I mean, it’s like seeing your son slaughtered twice. First, it was gore-master Ram Gopal Verma’s god-awful Aag, befittingly bearing the name of the culprit responsible — the full name of the film, you will recall, was Ram Gopal Verma Ki Aag. In a bit of delicious irony, Verma was ordered by the court to name his film thus — and anybody who had the terrible misfortune of actually watching that disaster would remember who made it because it said so in the title.
If that wasn’t bad enough, now we have poor Ramesh Sippy having to countenance a second slaughtering by Punit Sira.
Punit bhaiya, you should learn what make politicians know: You can’t make the same soufflé rise twice. One is almost tempted to quote Karl Marx: “History repeats itself, first as tragedy, second as farce.” If you make junk, it doesn’t matter if you call it Jai-Veeru, because the Sholay magic will not bail you out. As they say in this country, even if you put lipstick on a pig, it’s still a pig.
(Above): Kunal Khemu (r) with a co-star in “Jai Veeru.”
When small-time crook Veeru (Kunal) meets auto mechanic Jai (Fardeen) in a pub, Jai saves him from getting beaten up by hoodlums. Veeru is a whiz in stealing cars. He convinces Jai to join and the two are on a merry journey of crime. However, unbeknownst to Veeru, Jai is an undercover investigator who is laying out plans to nail underworld don Tejpal (Arbaaz). It’s a small world, because it turns out that Veeru works for Tejpal, and is none too pleased when he comes to know about what Jai is up to.
They end up fighting over it, and Veeru accidentally shoots Jai.
Veeru manages to escape the country. While Jai thinks Veeru shot him on purpose, Veeru has a whole bunch of other problems. Tejpal is gunning for him because he has in his possession a diary that can expose Tejpal. That’s not all. The Mumbai Police are after him, too.
On paper it doesn’t sound half bad, but the problem is Punit bhaiya is utterly, utterly out of his depth as a filmmaker. The guy belongs to the frontbench rather than on the director’s seat. The guy is completely locked in a 1970s time warp, and trots out all the old filmmaking gimmicks and clichés so that at no point does the story engage the viewer, it’s just one long array of gore, fighting, violence beach babes — he clearly is besotted to the idea of mindless entertainment. Trouble is, he got only the mindless part right.
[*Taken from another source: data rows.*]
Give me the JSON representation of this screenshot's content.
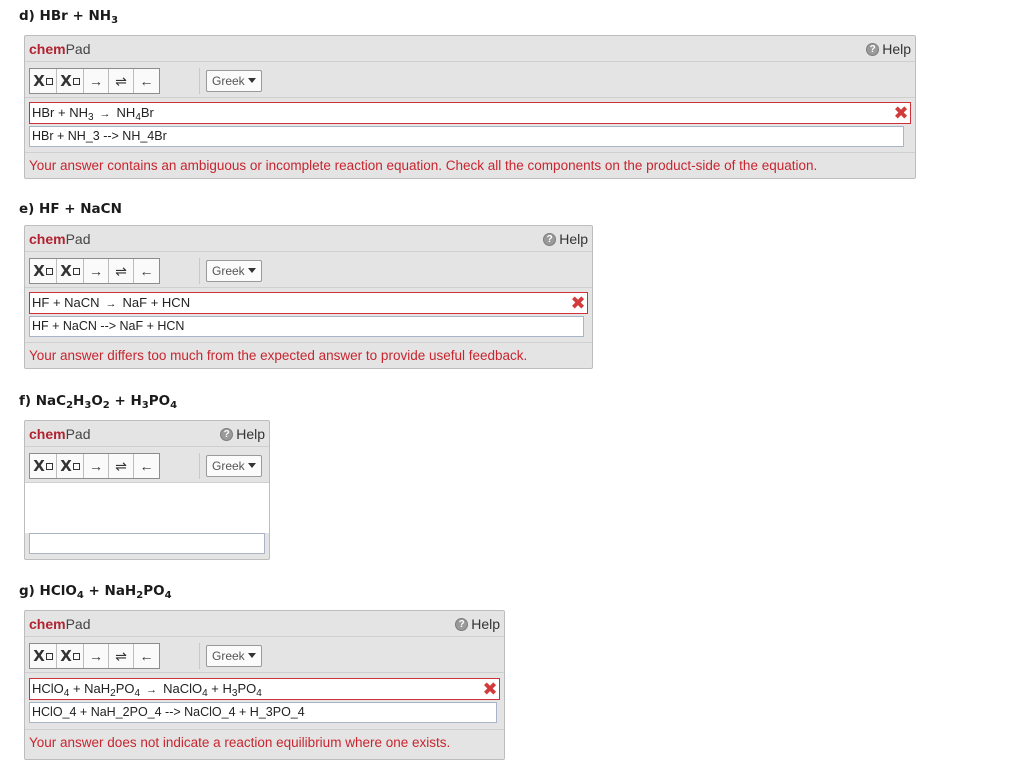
{
  "common": {
    "brand_chem": "chem",
    "brand_pad": "Pad",
    "help_label": "Help",
    "help_glyph": "?",
    "greek_label": "Greek",
    "tools": [
      "Xsub",
      "Xsup",
      "→",
      "⇌",
      "←"
    ],
    "arrow": "→",
    "wrong_mark": "✖"
  },
  "questions": [
    {
      "id": "d",
      "title": [
        "d) HBr + NH",
        "3",
        ""
      ],
      "preview": [
        "HBr + NH",
        "3",
        "",
        "NH",
        "4",
        "Br"
      ],
      "raw_value": "HBr + NH_3 --> NH_4Br",
      "feedback": "Your answer contains an ambiguous or incomplete reaction equation. Check all the components on the product-side of the equation."
    },
    {
      "id": "e",
      "title": [
        "e) HF + NaCN"
      ],
      "preview_text": "HF + NaCN",
      "preview_product": "NaF + HCN",
      "raw_value": "HF + NaCN --> NaF + HCN",
      "feedback": "Your answer differs too much from the expected answer to provide useful feedback."
    },
    {
      "id": "f",
      "title": [
        "f) NaC",
        "2",
        "H",
        "3",
        "O",
        "2",
        " + H",
        "3",
        "PO",
        "4"
      ],
      "raw_value": ""
    },
    {
      "id": "g",
      "title": [
        "g) HClO",
        "4",
        " + NaH",
        "2",
        "PO",
        "4"
      ],
      "preview": [
        "HClO",
        "4",
        " + NaH",
        "2",
        "PO",
        "4",
        "NaClO",
        "4",
        " + H",
        "3",
        "PO",
        "4"
      ],
      "raw_value": "HClO_4 + NaH_2PO_4 --> NaClO_4 + H_3PO_4",
      "feedback": "Your answer does not indicate a reaction equilibrium where one exists."
    }
  ]
}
Readers may already have guessed that originality is not Punit’s strong suit—not how the title is filched from a Bollywood classic. So it will come as no surprise that the story is also borrowed from the 1996 Hollywood potboiler Bulletproof.
But give credit where credit is due—Punit does one better than the original, he makes a version that’s even cheesier than the original version, and that’s no mean achievement.
The sad fact is the lousy, jarring background score doesn’t help, and neither does the awful performances.
Fardeen is so lackluster that one wonders if the guy is doing drugs again. Arbaaz must be the only mafia don who seems to be on automatic pilot. Kunal Khemu shines only because the others are so bad, but to his credit it must be said that as long as he is on screen we are spared the agony of watching the listless Fardeen.
Anjana Sukhani, who plays Veeru’s girlfriend, and Dia Mirza as Jai’s live-in girlfriend are hardly seen for long enough to make an impression, which is not an entirely bad thing. Neither the director nor the actors seemed to hold much promise to deliver a compelling presence.
On a broader issue, after the smash hits Ghajini and Rab Ne Bana Di Jodi, Bollywood is already back on its usual trend of back-to-back flops. Films are disappearing without a trace in the box office, and one peek at Jai-Veeru confirms that this is happening for good reason.
In this age of 24-7 satellite television and multiple channels, and cricket, you can no longer shove drivel down the throat of the hapless Bollywood buff. People, you better get your act together, or the result is not going to be pretty.